→ Prompt
What is needed is an exact copy of every record below.

→ Records to use
--------------------------------------------------
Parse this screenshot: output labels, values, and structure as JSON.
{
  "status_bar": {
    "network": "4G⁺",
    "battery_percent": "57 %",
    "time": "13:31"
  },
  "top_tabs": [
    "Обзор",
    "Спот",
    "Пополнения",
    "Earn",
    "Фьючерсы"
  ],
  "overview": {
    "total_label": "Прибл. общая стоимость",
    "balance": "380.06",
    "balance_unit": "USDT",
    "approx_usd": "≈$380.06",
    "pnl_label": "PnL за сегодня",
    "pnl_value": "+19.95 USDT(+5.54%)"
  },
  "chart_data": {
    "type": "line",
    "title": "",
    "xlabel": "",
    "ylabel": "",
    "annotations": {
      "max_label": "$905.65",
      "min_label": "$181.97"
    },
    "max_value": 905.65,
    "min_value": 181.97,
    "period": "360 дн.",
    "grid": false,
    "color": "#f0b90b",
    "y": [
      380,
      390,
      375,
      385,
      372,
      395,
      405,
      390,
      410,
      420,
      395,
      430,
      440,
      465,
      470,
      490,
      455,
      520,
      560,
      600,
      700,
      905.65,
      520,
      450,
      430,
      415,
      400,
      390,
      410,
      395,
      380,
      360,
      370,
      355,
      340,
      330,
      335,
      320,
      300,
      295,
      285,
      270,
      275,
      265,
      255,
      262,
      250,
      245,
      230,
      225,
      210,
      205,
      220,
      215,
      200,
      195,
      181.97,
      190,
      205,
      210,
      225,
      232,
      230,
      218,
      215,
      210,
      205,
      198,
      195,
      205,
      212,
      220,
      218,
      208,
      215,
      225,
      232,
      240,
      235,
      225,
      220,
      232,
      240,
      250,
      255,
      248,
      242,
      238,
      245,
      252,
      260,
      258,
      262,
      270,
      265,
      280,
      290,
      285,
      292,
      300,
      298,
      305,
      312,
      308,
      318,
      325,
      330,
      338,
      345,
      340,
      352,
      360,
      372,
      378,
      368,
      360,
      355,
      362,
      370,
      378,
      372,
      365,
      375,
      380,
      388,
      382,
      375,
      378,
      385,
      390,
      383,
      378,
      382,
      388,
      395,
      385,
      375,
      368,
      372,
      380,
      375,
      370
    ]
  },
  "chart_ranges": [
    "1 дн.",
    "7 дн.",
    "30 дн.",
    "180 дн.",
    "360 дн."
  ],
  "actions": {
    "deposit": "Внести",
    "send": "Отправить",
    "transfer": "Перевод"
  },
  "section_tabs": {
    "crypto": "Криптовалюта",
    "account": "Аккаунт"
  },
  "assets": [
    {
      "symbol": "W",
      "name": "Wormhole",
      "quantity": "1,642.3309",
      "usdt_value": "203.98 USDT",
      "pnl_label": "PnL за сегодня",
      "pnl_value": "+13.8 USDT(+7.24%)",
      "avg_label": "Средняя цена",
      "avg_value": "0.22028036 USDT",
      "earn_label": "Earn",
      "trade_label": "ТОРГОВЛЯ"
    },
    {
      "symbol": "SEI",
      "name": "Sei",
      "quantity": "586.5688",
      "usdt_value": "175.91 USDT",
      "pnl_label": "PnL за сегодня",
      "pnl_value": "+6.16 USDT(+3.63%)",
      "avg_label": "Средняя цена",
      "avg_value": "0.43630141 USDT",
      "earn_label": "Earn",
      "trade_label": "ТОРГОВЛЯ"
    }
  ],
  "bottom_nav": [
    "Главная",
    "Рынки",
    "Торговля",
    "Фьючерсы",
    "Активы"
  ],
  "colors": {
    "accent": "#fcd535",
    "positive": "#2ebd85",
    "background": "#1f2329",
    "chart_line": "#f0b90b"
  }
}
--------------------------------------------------
→ Response to the task
Parse this screenshot: output labels, values, and structure as JSON.
{
  "status_bar": {
    "network": "4G⁺",
    "battery_percent": "57 %",
    "time": "13:31"
  },
  "top_tabs": [
    "Обзор",
    "Спот",
    "Пополнения",
    "Earn",
    "Фьючерсы"
  ],
  "overview": {
    "total_label": "Прибл. общая стоимость",
    "balance": "380.06",
    "balance_unit": "USDT",
    "approx_usd": "≈$380.06",
    "pnl_label": "PnL за сегодня",
    "pnl_value": "+19.95 USDT(+5.54%)"
  },
  "chart_data": {
    "type": "line",
    "title": "",
    "xlabel": "",
    "ylabel": "",
    "annotations": {
      "max_label": "$905.65",
      "min_label": "$181.97"
    },
    "max_value": 905.65,
    "min_value": 181.97,
    "period": "360 дн.",
    "grid": false,
    "color": "#f0b90b",
    "y": [
      380,
      390,
      375,
      385,
      372,
      395,
      405,
      390,
      410,
      420,
      395,
      430,
      440,
      465,
      470,
      490,
      455,
      520,
      560,
      600,
      700,
      905.65,
      520,
      450,
      430,
      415,
      400,
      390,
      410,
      395,
      380,
      360,
      370,
      355,
      340,
      330,
      335,
      320,
      300,
      295,
      285,
      270,
      275,
      265,
      255,
      262,
      250,
      245,
      230,
      225,
      210,
      205,
      220,
      215,
      200,
      195,
      181.97,
      190,
      205,
      210,
      225,
      232,
      230,
      218,
      215,
      210,
      205,
      198,
      195,
      205,
      212,
      220,
      218,
      208,
      215,
      225,
      232,
      240,
      235,
      225,
      220,
      232,
      240,
      250,
      255,
      248,
      242,
      238,
      245,
      252,
      260,
      258,
      262,
      270,
      265,
      280,
      290,
      285,
      292,
      300,
      298,
      305,
      312,
      308,
      318,
      325,
      330,
      338,
      345,
      340,
      352,
      360,
      372,
      378,
      368,
      360,
      355,
      362,
      370,
      378,
      372,
      365,
      375,
      380,
      388,
      382,
      375,
      378,
      385,
      390,
      383,
      378,
      382,
      388,
      395,
      385,
      375,
      368,
      372,
      380,
      375,
      370
    ]
  },
  "chart_ranges": [
    "1 дн.",
    "7 дн.",
    "30 дн.",
    "180 дн.",
    "360 дн."
  ],
  "actions": {
    "deposit": "Внести",
    "send": "Отправить",
    "transfer": "Перевод"
  },
  "section_tabs": {
    "crypto": "Криптовалюта",
    "account": "Аккаунт"
  },
  "assets": [
    {
      "symbol": "W",
      "name": "Wormhole",
      "quantity": "1,642.3309",
      "usdt_value": "203.98 USDT",
      "pnl_label": "PnL за сегодня",
      "pnl_value": "+13.8 USDT(+7.24%)",
      "avg_label": "Средняя цена",
      "avg_value": "0.22028036 USDT",
      "earn_label": "Earn",
      "trade_label": "ТОРГОВЛЯ"
    },
    {
      "symbol": "SEI",
      "name": "Sei",
      "quantity": "586.5688",
      "usdt_value": "175.91 USDT",
      "pnl_label": "PnL за сегодня",
      "pnl_value": "+6.16 USDT(+3.63%)",
      "avg_label": "Средняя цена",
      "avg_value": "0.43630141 USDT",
      "earn_label": "Earn",
      "trade_label": "ТОРГОВЛЯ"
    }
  ],
  "bottom_nav": [
    "Главная",
    "Рынки",
    "Торговля",
    "Фьючерсы",
    "Активы"
  ],
  "colors": {
    "accent": "#fcd535",
    "positive": "#2ebd85",
    "background": "#1f2329",
    "chart_line": "#f0b90b"
  }
}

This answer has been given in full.